You want to either give people some sort of incentive for taking part, like a competition or create a compelling content campaign that people want to take part in.
- Branded effects
Similar to Snapchat, brands can also have their own “branded effects”; 2d or AR filters people can apply over their TikTok videos that incorporate your brand.
Right now these are also incredibly expensive, but over time could be added to the ad auction system and become more affordable.
How to Develop a TikTok Marketing Strategy
Developing a TikTok marketing strategy isn’t that different from any other digital marketing platform.
There are just a few things you want to keep in mind, which we’ll outline below.
1. Consider Your Audience

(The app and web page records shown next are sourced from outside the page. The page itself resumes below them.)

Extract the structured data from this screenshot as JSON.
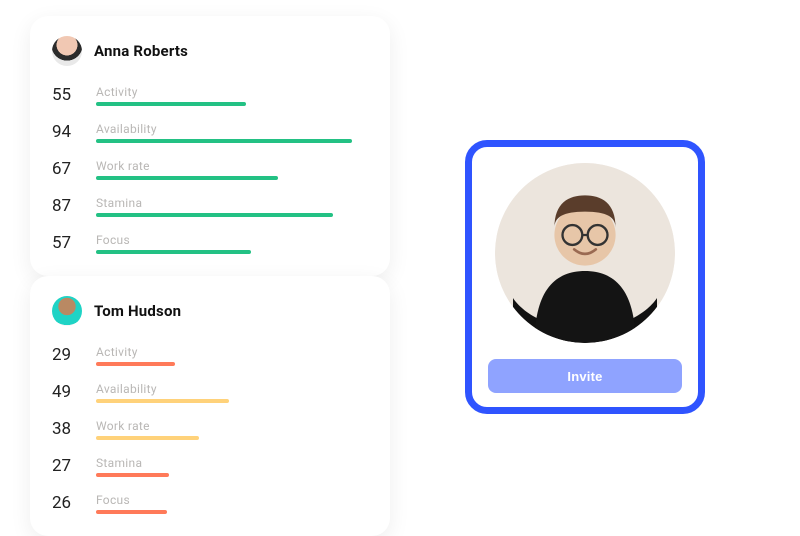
{
  "colors": {
    "accent": "#2f54ff",
    "invite_button": "#8fa3ff",
    "bar_green": "#23c184",
    "bar_yellow": "#ffd27a",
    "bar_orange": "#ff7a59"
  },
  "cards": [
    {
      "name": "Anna Roberts",
      "avatar_hint": "woman-dark-hair",
      "stats": [
        {
          "label": "Activity",
          "value": 55,
          "color": "green"
        },
        {
          "label": "Availability",
          "value": 94,
          "color": "green"
        },
        {
          "label": "Work rate",
          "value": 67,
          "color": "green"
        },
        {
          "label": "Stamina",
          "value": 87,
          "color": "green"
        },
        {
          "label": "Focus",
          "value": 57,
          "color": "green"
        }
      ]
    },
    {
      "name": "Tom Hudson",
      "avatar_hint": "man-teal-jacket",
      "stats": [
        {
          "label": "Activity",
          "value": 29,
          "color": "orange"
        },
        {
          "label": "Availability",
          "value": 49,
          "color": "yellow"
        },
        {
          "label": "Work rate",
          "value": 38,
          "color": "yellow"
        },
        {
          "label": "Stamina",
          "value": 27,
          "color": "orange"
        },
        {
          "label": "Focus",
          "value": 26,
          "color": "orange"
        }
      ]
    }
  ],
  "invite_card": {
    "avatar_hint": "man-glasses-black-shirt",
    "button_label": "Invite"
  }
}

Before you start advertising on TikTok, you must know your audience.
Not the people you think you want to reach, but the people who are your real customers. The people who are really most likely to engage with your brand.
One of the downsides of TikTok right now is that their demographic and analytical data isn’t as comprehensive as a platform like Facebook.

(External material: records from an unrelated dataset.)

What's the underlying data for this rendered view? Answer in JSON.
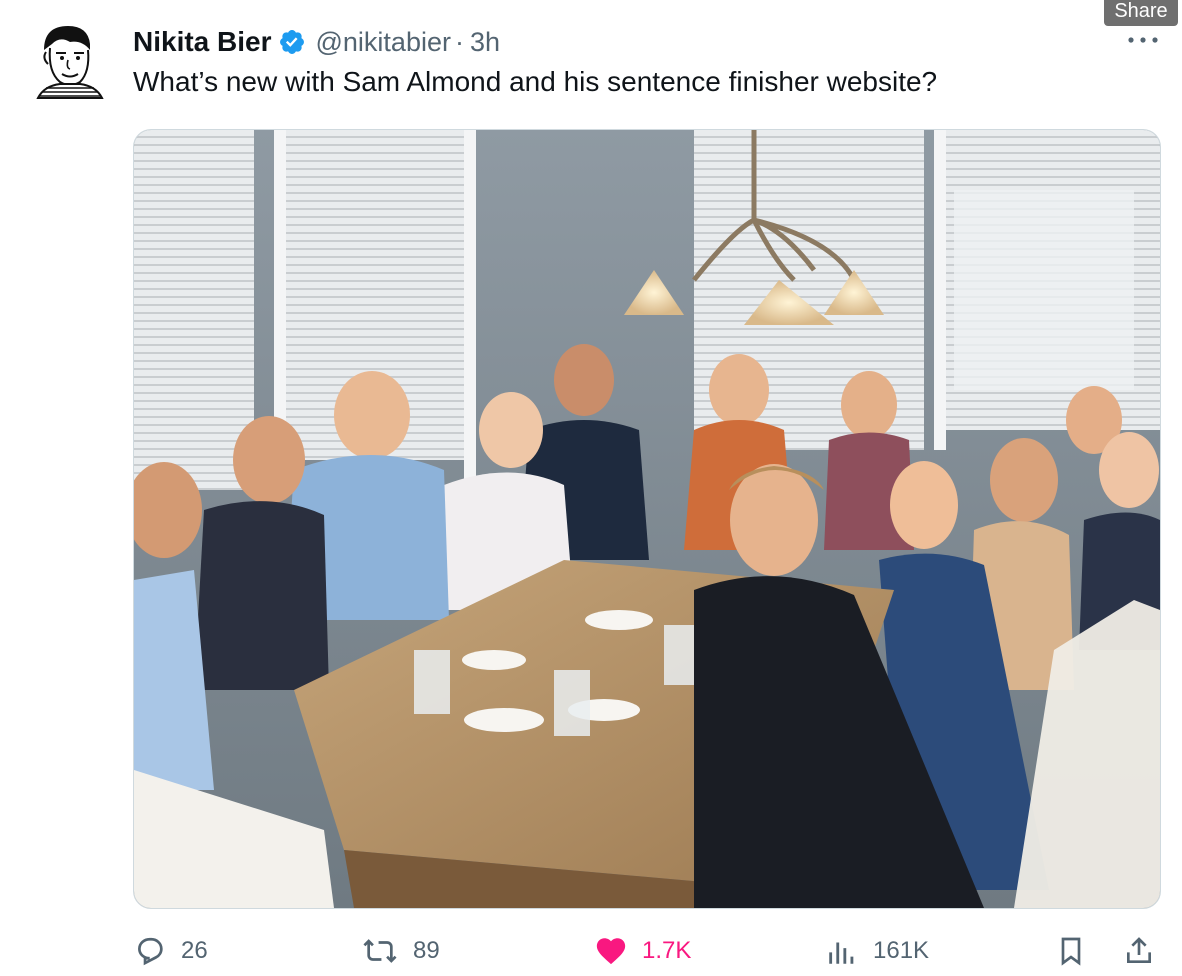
{
  "overlay": {
    "share_label": "Share"
  },
  "author": {
    "name": "Nikita Bier",
    "handle": "@nikitabier",
    "separator": "·",
    "time": "3h",
    "verified": true
  },
  "tweet": {
    "text": "What’s new with Sam Almond and his sentence finisher website?"
  },
  "media": {
    "type": "photo"
  },
  "actions": {
    "replies": "26",
    "reposts": "89",
    "likes": "1.7K",
    "views": "161K",
    "liked": true
  },
  "icons": {
    "more": "more-horizontal-icon",
    "reply": "reply-icon",
    "repost": "repost-icon",
    "like": "heart-icon",
    "views": "views-icon",
    "bookmark": "bookmark-icon",
    "share": "share-icon"
  },
  "colors": {
    "text": "#0f1419",
    "secondary": "#536471",
    "verified": "#1d9bf0",
    "like": "#f91880"
  }
}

This means if you’re not one hundred percent sure who your audience is, you might be better off starting your marketing strategy elsewhere.
If you do, though, and you’re certain they’re on TikTok, great.

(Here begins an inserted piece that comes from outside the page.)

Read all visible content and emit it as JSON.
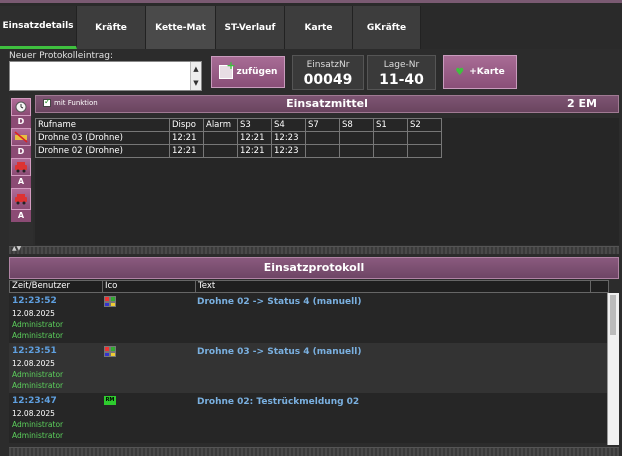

Make sure you align your content and marketing with their interests, so they want to engage with your brand.
Consider the types of content they’re already engaging in, and how you can add value or fun to their lives.
2. Establish Your Goals, Timeframe and Budget
The second thing you want to consider is your overall goals, timeframe and budget for the campaign.
This is going to heavily inform the strategies you pursue, so it’s important to consider upfront.
If you want short-term sales, you’re probably best off running ads with attached promotional strategies.
If you want long-term growth or brand exposure, a content strategy incorporating TikTok is probably better for your brand.
Think about what you want to achieve with the platform, that you can’t do elsewhere, and that’ll guide which strategy you pursue.
3. Choose the Right Message and Medium
Once you know who you’re targeting, and what you want to achieve, the next thing you need to consider is your message.
This should come somewhat naturally because you should know who you’re talking to and what you want them to do.
What you always want to consider, however, is how you’re adding value to their lives.
Like we’ve said before, hard-sells on the platform almost certainly won’t work.
You want to craft your message around showing off the benefits or features of your products in an engaging way.
A secondary consideration is also which medium you use within TikTok. As we covered there are a variety of formats available to you.
Whether you use video ads, a content strategy or influencer marketing, the medium should match what your customer responds to and the message you’re trying to get across.
4. Measure and Optimise
Lastly, as with all marketing strategies, you must measure the tangible results of your campaign and optimise them on the fly.
Measuring results is the best way to ensure you learn from your mistakes and continue to improve, as well as being able to prove the tangible marketing ROI.
Continual optimisation means looking at what’s working and adjusting on the fly.
Not sure if something is going to work?
Try it out with a tiny budget, and scale it up if it works.
That’s the strength of digital marketing, you’re not tied to one strategy.
We hope this helped you decipher the developing world of TikTok marketing.
We think it’s a platform with a lot of potential, and we’re excited to see where it goes.
Stay tuned right here where we’ll keep you updated with any new developments or trends in the world of TikTok marketing you should know.
If you enjoyed this article or found it helpful, check out more e-commerce marketing content on the inSyte blog or listen to the inSyte Podcast.
This article was brought to you by Syte.
We’re a specialist e-commerce digital marketing agency dedicated to driving up your bottom line.
If you need any help running your business’ search ads effectively, feel free to reach out with the form below or check out our case studies page to see what we’ve been able to do for our clients.